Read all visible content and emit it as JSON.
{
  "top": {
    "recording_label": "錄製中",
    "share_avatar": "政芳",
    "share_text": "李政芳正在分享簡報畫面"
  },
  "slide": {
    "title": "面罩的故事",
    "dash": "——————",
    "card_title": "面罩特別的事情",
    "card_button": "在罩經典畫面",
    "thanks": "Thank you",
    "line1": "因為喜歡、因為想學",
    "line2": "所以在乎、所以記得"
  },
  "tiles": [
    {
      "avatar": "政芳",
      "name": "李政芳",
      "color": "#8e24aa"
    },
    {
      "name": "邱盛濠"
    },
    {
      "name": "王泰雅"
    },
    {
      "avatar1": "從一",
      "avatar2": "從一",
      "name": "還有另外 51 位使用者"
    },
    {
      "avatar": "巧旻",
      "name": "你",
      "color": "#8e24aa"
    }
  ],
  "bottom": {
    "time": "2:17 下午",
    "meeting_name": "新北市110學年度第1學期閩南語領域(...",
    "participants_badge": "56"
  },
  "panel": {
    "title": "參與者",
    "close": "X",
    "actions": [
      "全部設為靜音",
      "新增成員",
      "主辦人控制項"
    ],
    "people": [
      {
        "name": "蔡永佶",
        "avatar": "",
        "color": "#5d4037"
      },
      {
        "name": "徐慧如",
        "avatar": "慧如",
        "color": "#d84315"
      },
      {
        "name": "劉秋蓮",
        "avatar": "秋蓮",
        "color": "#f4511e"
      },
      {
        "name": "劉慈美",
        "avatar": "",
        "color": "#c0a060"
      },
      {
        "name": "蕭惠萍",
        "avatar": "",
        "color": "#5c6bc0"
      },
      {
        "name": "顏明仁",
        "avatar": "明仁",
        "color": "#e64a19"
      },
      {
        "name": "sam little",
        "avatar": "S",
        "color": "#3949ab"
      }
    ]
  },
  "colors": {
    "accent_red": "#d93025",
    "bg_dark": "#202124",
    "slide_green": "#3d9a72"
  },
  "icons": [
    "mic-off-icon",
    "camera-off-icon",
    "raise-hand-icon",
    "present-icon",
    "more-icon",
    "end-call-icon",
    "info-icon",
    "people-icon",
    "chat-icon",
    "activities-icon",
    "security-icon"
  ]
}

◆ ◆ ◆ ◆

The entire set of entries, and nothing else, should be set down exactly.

Read all visible content and emit it as JSON.
{
  "top": {
    "recording_label": "錄製中",
    "share_avatar": "政芳",
    "share_text": "李政芳正在分享簡報畫面"
  },
  "slide": {
    "title": "面罩的故事",
    "dash": "——————",
    "card_title": "面罩特別的事情",
    "card_button": "在罩經典畫面",
    "thanks": "Thank you",
    "line1": "因為喜歡、因為想學",
    "line2": "所以在乎、所以記得"
  },
  "tiles": [
    {
      "avatar": "政芳",
      "name": "李政芳",
      "color": "#8e24aa"
    },
    {
      "name": "邱盛濠"
    },
    {
      "name": "王泰雅"
    },
    {
      "avatar1": "從一",
      "avatar2": "從一",
      "name": "還有另外 51 位使用者"
    },
    {
      "avatar": "巧旻",
      "name": "你",
      "color": "#8e24aa"
    }
  ],
  "bottom": {
    "time": "2:17 下午",
    "meeting_name": "新北市110學年度第1學期閩南語領域(...",
    "participants_badge": "56"
  },
  "panel": {
    "title": "參與者",
    "close": "X",
    "actions": [
      "全部設為靜音",
      "新增成員",
      "主辦人控制項"
    ],
    "people": [
      {
        "name": "蔡永佶",
        "avatar": "",
        "color": "#5d4037"
      },
      {
        "name": "徐慧如",
        "avatar": "慧如",
        "color": "#d84315"
      },
      {
        "name": "劉秋蓮",
        "avatar": "秋蓮",
        "color": "#f4511e"
      },
      {
        "name": "劉慈美",
        "avatar": "",
        "color": "#c0a060"
      },
      {
        "name": "蕭惠萍",
        "avatar": "",
        "color": "#5c6bc0"
      },
      {
        "name": "顏明仁",
        "avatar": "明仁",
        "color": "#e64a19"
      },
      {
        "name": "sam little",
        "avatar": "S",
        "color": "#3949ab"
      }
    ]
  },
  "colors": {
    "accent_red": "#d93025",
    "bg_dark": "#202124",
    "slide_green": "#3d9a72"
  },
  "icons": [
    "mic-off-icon",
    "camera-off-icon",
    "raise-hand-icon",
    "present-icon",
    "more-icon",
    "end-call-icon",
    "info-icon",
    "people-icon",
    "chat-icon",
    "activities-icon",
    "security-icon"
  ]
}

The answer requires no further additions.